2008-12-12 - Bahamas Fishing - Wahoo Fishing, Bottom Fishing, and Rigging
Bahamas Fishing Update Wahoo Bite: With limited weather windows to get out, we were only able to fish for pelagics once this week. On our only day out, we had an excellent Wahoo bite with 4 hook ups at the end of the falling tide in front of Man O War cut. We went 3 for 5 on Wahoo. None of the Hoo’s were larger than 25 pounds, except of course, the one that got away. One of the Hoo’s in the 40# range spit the hook right near the boat. We have found the 30 to 80 pound Hoo’s get their second wind near the boat! Everyone knows the feeling. It’s always a bummer to have a fish so close, only to watch it swim away. That Hoo will be out there for us next time though! Another Wahoo report came from our friends on Cat Island. They have been doing extremely well with the Wahoo and boated a 91.3 pounder this week. Talking with Randy and JR at Hawks Nest, we all agree how much colder than normal it is this year. We’re all hoping it continues, because it seems that each passing cold front gets the fish going better and better. Bottom Fishing: While the Pelagic fishing was hampered by the wind, we were able to do some bottom fishing. The yellowtail fishing is very productive here in the Abacos. The reef systems of the Abaco Cays are superb, and far better than anything I have experienced in other parts of the Islands. We have been told that the barrier reef system of the Abaco’s is the third largest barrier reef in the world. We are trying to perfect our yellowtail spots, looking for the coral heads and depth ranges that produce the largest tails. We’re working a lot of structure and getting a good feel for the reef. We are releasing most of the tails, only keeping the ones that swallow the hook and would end up being barracuda or shark food. Needless to say, the dock masters at Orchid Bay on Guana Cay have been eating well. While tailing, we have been dropping some grouper bombs and larger baits out for Muttons. We have managed to bring in a few Groupers and Muttons, but would have liked to have seen a couple more that lodged themselves in rocks!
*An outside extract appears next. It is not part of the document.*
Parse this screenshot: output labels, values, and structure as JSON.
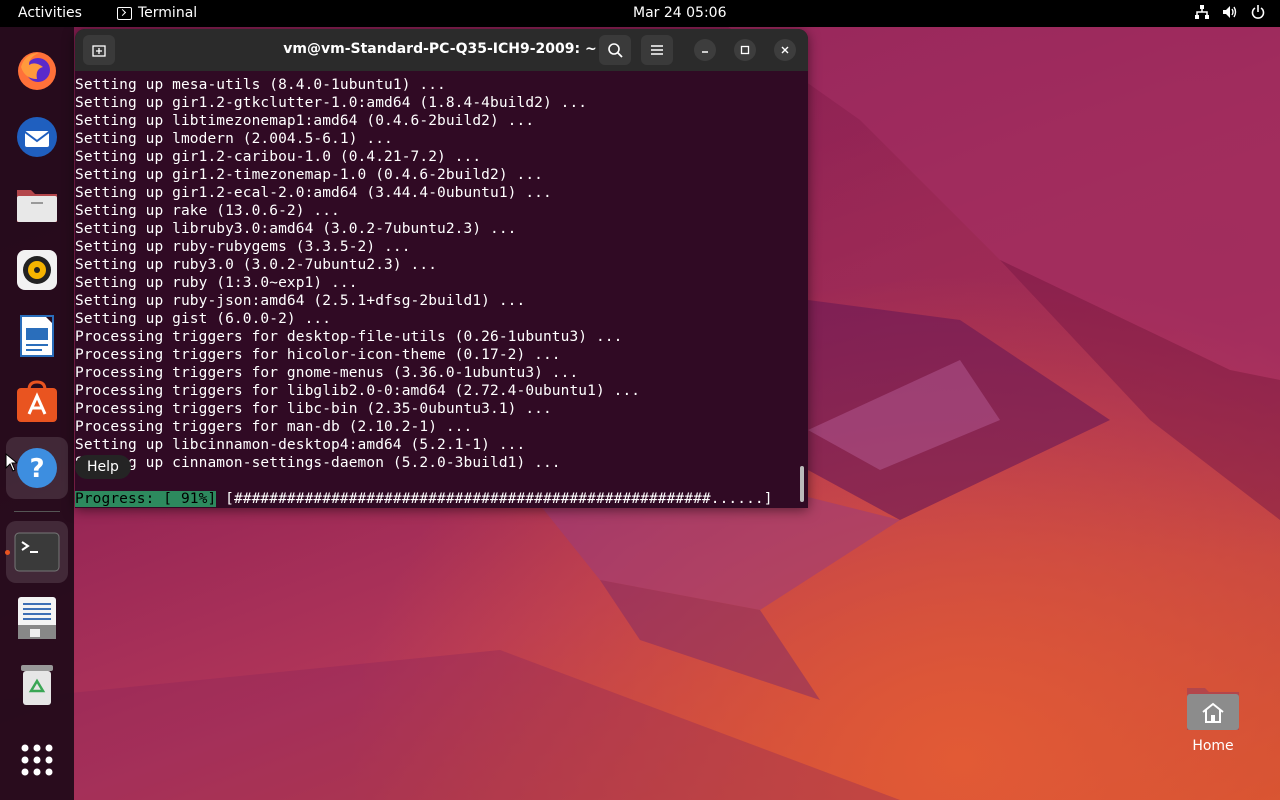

Next week we plan on trying some deep dropping. While Wahoo fishing the edge, we have seen some spots that have great potential. It is always fun to deep drop. The taste of deep water snapper is unmatched. Another goal next week is to try grouper trolling at a couple of spots that were recommended to us by a friend. All reports indicate that the Grouper trolling is very productive here. Stand by! Rigging spotlight: We caught our first Wahoo on our cedar pug chain this week. Our chain is always out run way, way, way, back, in the shotgun position from up on the bridge. All species of pelagics fish love this lure. It’s especially easy to run, since the lure rarely snags up weed. We build our chains in two sections, to be easily fixed. In the first section, we use 6’ of 130# mono. About 4‘down, slide on a crimp, and then crimp it on the mono to act as a stopper for the first plug. Then string on a blue and white cedar plug so the crimp stops the plug. Going to the end of the first section slide another blue and white cedar plug and crimp on a 130# Spro swivel. The second part of the chain is take 2’ section of 130# mono ended with a mustad 10/0 Needle Eye Hook. Slide a natural cedar plug down and crimp the second section to the swivel at the end o the first section. When sharks, cudas or wahoo end up cutting off or damaging the chain, it is almost always the last section that gets wrecked. We always have full spares ready to go, but usually all you have to do is crimp on a new natural plug (trailing lure), as opposed to re-rigging the whole chain. The chain of plugs seems to attract fish much better than the single plug. The downside is that sometimes toothy critters will attack the plugs ahead of the hooked lure, leading to cut offs. This is a risk we’ve decided to take over the years, as we catch so many more fish using the chains than singles. We do buy our cedar plugs in bulk quantities though. Usually 100 at a time! So expect to loose some, it’s just part of the game over here. Here in the Abaco's, we run our cedar plug daisy chain on a Penn 50 rod and reel combo, with a wind on swivel. The sharks are less of a nuisance here than down in the Southern Islands. When we are fishing San Salvador and Cat Island, we usually run our chains on a Penn 70 rod and reel combo with a 250# Spro snap swivel, due to the “shark problem”. You only have so much time to work a fish in those areas before the sharks move in. We use the “3 minute rule”. If your fish isn’t in the boat in 3 minutes, you are at risk! Wrap Up: All in all, the fishing continues to improve throughout the islands of the Bahamas. The water temperature is hovering around 76 degrees ….. a two degree drop in just a week! We suspect, that with each passing cold front the Wahoo will continue to be on the chew! Tight Lines, Captain Joe Trainor – LOW PROFILE Over Under Adventures